E.14 Cephalus & Procris in Two Niches

E.14 Boyvin?, Cephalus and Procris

Engraving by René Boyvin?, 21 x 26.9 S (New York).  Inscribed at the top center: Rous . Floren . Inuen . , beneath the left niche: Coniuge transfixa Cephalus cruciatur acerbè, and beneath the right niche: Procris sum Cephali coniunx, heu munere figor?

Fig.E.14 (Vienna)

Robert-Dumesnil, VIII, 1850, 46, no. 69, as Boyvin after Rosso.  Le Blanc, 1854-1890, I, 507, 26, as Boyvin after Rosso.  Destailleur, 1895, 278, no. 1152.  Levron, 1941, 75, no. 184, as shop of Boyvin.

COLLECTIONS: New York, 32.92.27(15).  Paris, Ed 3 (cut in two). Vienna, F.I.3, p.25, no. 63.


Kusenberg, 1931, 161, as Boyvin.

Linzeler, 1932, 177, as Boyvin.

Borea, 1980, 262, no. 675, as Boyvin.

Carroll, 1987, 11, 340-341, no. 106, with Fig. (Vienna).

The validity of the inscription to Rosso on this print is clearly supported by the style of the image.  In the unusual and dramatic placement of the figures in their niches, this print resembles Rosso’s Gods in Niches of 1526 (Fig.E.26 and others of the series).  But the figures in the Cephalus and Procris are grander in size and in the character of their postures and gestures.  In these respects, they can be associated with those works by Rosso that seem to date from the last years of his life, such as the Empedocles-St. Roch (Fig.D.80a), the Annunciation in Düsseldorf (Fig.D.83), and the drawing (Fig.D.84a) and painting (Fig.P.24a) in Los Angeles.  The invention of this engraving was probably made about the same time as these works in 1538-1540.

Although the print could be related to a lost panel painting by Rosso that was at Fontainebleau at the end of the seventeenth century (see L.63), the separation of the two figures into two niches could indicate that they were originally designed for a wall decoration.  The engraver would have worked from a reverse drawing by Rosso (or a copy of it), possibly even the fine drawing probably wrongly attributed to Léonard Thiry catalogued here (Fig.D.76B).

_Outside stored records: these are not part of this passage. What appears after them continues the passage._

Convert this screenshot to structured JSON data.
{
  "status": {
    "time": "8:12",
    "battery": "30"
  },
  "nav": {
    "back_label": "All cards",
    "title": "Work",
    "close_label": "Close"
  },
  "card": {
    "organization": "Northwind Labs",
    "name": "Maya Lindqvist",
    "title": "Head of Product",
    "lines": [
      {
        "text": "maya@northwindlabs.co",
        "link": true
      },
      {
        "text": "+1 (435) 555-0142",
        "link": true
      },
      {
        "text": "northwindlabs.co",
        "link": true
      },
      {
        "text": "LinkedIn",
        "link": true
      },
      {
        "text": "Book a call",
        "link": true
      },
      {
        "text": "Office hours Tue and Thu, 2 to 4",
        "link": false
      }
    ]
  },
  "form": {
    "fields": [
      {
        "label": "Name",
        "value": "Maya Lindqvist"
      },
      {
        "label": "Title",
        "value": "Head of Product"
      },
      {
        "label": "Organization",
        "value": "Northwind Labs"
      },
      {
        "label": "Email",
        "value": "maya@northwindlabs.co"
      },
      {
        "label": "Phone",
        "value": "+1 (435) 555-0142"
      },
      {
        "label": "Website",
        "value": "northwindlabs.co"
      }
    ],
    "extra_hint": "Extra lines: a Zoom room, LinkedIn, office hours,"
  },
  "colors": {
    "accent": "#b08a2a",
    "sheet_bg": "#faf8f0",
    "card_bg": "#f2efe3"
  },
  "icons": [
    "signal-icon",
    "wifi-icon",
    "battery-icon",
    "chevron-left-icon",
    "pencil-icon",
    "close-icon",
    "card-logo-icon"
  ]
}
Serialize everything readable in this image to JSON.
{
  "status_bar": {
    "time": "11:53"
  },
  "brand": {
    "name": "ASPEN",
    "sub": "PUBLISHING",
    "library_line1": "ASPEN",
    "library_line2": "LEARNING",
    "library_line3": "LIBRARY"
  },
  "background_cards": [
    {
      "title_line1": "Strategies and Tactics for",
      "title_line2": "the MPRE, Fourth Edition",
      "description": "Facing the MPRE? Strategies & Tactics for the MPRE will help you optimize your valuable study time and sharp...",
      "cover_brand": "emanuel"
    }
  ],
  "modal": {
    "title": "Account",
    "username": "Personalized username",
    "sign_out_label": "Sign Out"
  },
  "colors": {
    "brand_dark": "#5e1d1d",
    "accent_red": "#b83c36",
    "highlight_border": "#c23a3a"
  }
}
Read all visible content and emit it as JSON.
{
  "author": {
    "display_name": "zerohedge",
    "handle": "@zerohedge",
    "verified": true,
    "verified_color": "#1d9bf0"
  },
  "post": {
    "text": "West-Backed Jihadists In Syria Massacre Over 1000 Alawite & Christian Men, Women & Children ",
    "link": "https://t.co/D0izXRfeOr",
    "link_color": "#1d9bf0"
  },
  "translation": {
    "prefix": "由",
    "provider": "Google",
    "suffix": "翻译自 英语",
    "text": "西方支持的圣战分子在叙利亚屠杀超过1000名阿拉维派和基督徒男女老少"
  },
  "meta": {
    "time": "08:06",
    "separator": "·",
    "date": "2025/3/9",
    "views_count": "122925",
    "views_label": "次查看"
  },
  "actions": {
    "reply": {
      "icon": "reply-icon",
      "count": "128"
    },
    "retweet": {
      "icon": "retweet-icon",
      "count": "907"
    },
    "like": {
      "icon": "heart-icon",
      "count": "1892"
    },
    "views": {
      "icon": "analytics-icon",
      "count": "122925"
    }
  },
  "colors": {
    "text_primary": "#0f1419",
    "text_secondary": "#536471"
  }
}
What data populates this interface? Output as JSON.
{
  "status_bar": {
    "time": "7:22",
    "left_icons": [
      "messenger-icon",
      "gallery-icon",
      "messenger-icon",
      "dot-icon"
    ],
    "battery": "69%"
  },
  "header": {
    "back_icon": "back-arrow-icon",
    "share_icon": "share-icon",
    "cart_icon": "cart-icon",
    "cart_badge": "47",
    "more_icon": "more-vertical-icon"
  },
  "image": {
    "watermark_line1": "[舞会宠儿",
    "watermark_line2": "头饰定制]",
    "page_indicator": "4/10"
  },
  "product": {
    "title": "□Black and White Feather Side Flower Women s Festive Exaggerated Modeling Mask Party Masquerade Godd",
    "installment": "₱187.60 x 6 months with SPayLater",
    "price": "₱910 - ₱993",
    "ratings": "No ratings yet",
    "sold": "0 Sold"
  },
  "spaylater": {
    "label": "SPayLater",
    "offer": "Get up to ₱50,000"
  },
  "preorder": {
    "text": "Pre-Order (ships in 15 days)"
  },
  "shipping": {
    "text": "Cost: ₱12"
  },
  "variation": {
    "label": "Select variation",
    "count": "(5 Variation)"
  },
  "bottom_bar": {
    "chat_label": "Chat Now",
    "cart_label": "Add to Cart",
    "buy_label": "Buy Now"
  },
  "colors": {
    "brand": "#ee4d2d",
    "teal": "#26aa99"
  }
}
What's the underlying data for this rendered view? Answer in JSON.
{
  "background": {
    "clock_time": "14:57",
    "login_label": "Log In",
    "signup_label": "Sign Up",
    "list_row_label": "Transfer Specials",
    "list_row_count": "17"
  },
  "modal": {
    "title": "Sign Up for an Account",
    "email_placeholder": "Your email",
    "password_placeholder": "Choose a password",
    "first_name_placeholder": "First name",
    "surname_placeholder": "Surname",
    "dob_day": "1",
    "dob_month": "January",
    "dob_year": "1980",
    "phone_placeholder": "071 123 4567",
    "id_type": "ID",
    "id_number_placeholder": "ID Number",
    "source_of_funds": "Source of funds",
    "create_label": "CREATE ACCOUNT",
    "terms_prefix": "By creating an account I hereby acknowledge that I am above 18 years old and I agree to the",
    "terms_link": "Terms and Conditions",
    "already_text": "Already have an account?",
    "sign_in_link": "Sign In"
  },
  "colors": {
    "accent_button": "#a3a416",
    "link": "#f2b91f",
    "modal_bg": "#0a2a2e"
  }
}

Bearing neither Boyvin’s name nor his monogram, the attribution of this print to him is uncertain, although it is beautifully engraved in a manner closely resembling his.